There is no Git repository for which the SQLite developers take responsibility. The official project repository page has a link to Fossil, the DSCM tool which is used for the project (and was developed for it.) I think that if you can trace your difficulty to something in the Git settings for that tracking project, its maintainers might be interested in fixing what they have done or in documenting the appropriate Git user settings for their repo.
You might also consider using Fossil for the SQLite project. You will spend less time trail-blazing that way, and you may well find Fossil a pleasure to use.
Hence "self-inflicted" although it's worth pointing out the GitHub mirror I'm using is official.
I'm actually working on a sqlite extension in separate git repo but decided to setup sqlite dev environment to improve debugging experience and help me understand codebase better.
(10) By doug (doug9forester) on 2020-11-30 06:50:57 in reply to 7 [link] [source]
Does Qt interface with Fossil? It works great with git.
Does Qt interface with Fossil? It works great with git.

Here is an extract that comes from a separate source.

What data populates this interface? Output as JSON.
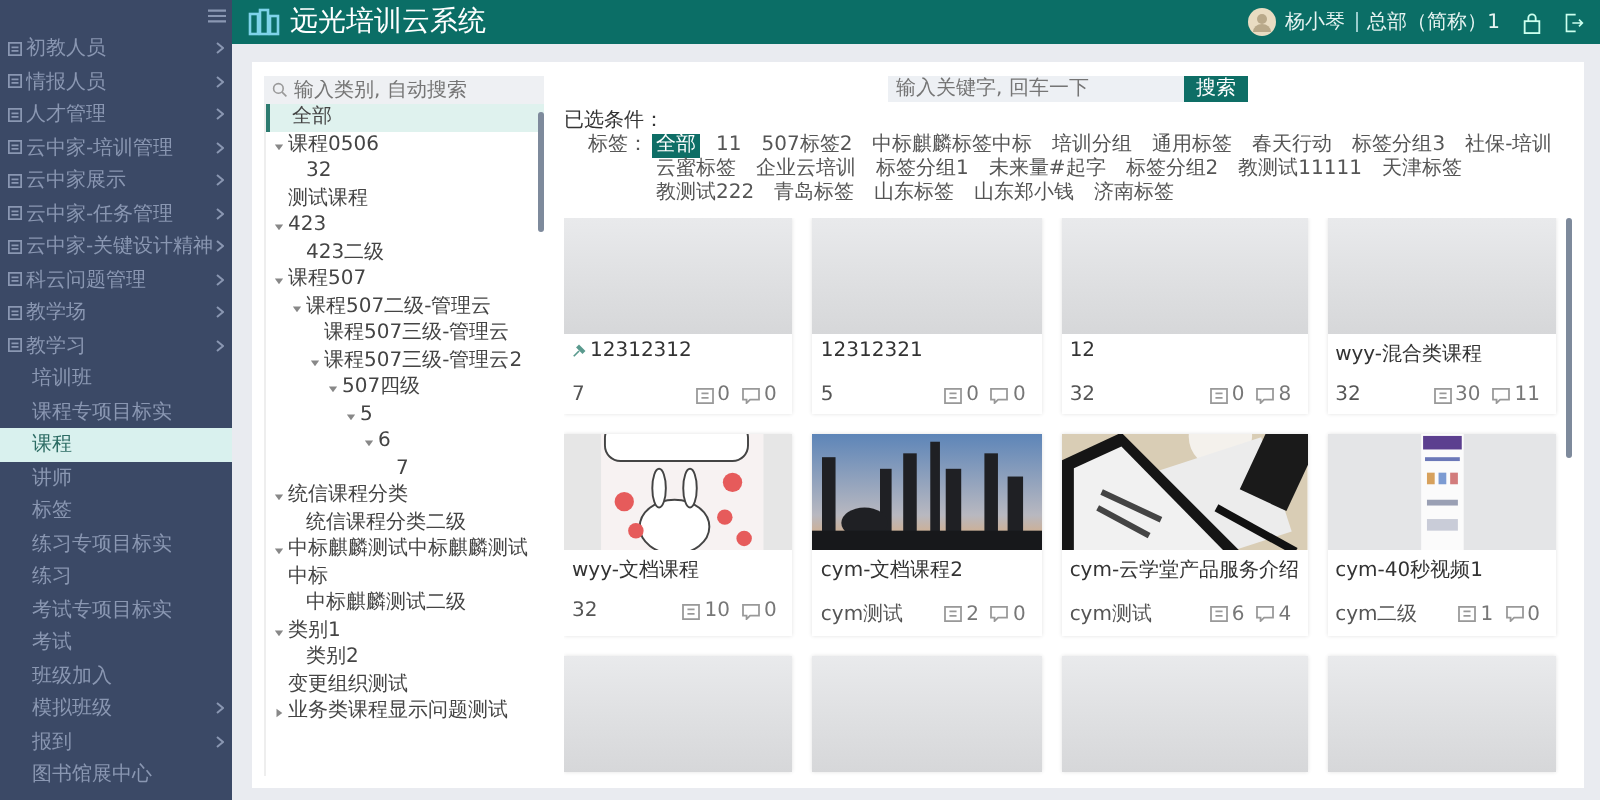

There is, alas, no library-level interface for anything to interact with fossil, nor can fossil's CLI output be considered "stable" for the purpose of parsing it via external tools. One fossil library effort was well underway when chronic RSI quite effectively knocked me out of the game. Nobody stepped up to carry it across the finish line, nor am i able to commit (as it were) to such large coding efforts anymore, so that effort died.